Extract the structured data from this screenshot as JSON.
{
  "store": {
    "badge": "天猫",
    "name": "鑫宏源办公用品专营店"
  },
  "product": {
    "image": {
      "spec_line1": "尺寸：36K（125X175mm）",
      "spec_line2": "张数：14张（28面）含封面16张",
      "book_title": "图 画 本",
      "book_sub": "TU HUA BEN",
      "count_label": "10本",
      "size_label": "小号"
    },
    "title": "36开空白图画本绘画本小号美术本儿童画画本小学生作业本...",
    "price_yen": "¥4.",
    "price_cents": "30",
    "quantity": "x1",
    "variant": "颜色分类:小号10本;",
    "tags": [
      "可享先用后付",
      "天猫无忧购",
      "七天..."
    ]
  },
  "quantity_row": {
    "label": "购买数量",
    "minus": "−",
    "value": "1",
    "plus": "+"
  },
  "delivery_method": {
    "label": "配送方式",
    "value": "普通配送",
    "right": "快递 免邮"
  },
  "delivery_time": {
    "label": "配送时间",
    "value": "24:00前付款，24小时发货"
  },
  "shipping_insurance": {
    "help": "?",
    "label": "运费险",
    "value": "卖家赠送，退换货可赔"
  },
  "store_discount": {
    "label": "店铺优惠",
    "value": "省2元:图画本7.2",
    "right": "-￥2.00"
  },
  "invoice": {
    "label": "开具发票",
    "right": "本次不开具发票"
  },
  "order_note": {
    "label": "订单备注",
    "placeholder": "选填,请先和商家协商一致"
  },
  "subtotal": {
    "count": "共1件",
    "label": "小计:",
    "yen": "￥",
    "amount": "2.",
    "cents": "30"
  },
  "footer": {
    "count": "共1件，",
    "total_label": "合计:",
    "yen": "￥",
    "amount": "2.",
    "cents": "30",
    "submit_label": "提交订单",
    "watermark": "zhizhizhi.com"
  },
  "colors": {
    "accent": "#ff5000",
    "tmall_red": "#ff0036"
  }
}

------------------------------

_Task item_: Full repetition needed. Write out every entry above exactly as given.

_Your response_:
Extract the structured data from this screenshot as JSON.
{
  "store": {
    "badge": "天猫",
    "name": "鑫宏源办公用品专营店"
  },
  "product": {
    "image": {
      "spec_line1": "尺寸：36K（125X175mm）",
      "spec_line2": "张数：14张（28面）含封面16张",
      "book_title": "图 画 本",
      "book_sub": "TU HUA BEN",
      "count_label": "10本",
      "size_label": "小号"
    },
    "title": "36开空白图画本绘画本小号美术本儿童画画本小学生作业本...",
    "price_yen": "¥4.",
    "price_cents": "30",
    "quantity": "x1",
    "variant": "颜色分类:小号10本;",
    "tags": [
      "可享先用后付",
      "天猫无忧购",
      "七天..."
    ]
  },
  "quantity_row": {
    "label": "购买数量",
    "minus": "−",
    "value": "1",
    "plus": "+"
  },
  "delivery_method": {
    "label": "配送方式",
    "value": "普通配送",
    "right": "快递 免邮"
  },
  "delivery_time": {
    "label": "配送时间",
    "value": "24:00前付款，24小时发货"
  },
  "shipping_insurance": {
    "help": "?",
    "label": "运费险",
    "value": "卖家赠送，退换货可赔"
  },
  "store_discount": {
    "label": "店铺优惠",
    "value": "省2元:图画本7.2",
    "right": "-￥2.00"
  },
  "invoice": {
    "label": "开具发票",
    "right": "本次不开具发票"
  },
  "order_note": {
    "label": "订单备注",
    "placeholder": "选填,请先和商家协商一致"
  },
  "subtotal": {
    "count": "共1件",
    "label": "小计:",
    "yen": "￥",
    "amount": "2.",
    "cents": "30"
  },
  "footer": {
    "count": "共1件，",
    "total_label": "合计:",
    "yen": "￥",
    "amount": "2.",
    "cents": "30",
    "submit_label": "提交订单",
    "watermark": "zhizhizhi.com"
  },
  "colors": {
    "accent": "#ff5000",
    "tmall_red": "#ff0036"
  }
}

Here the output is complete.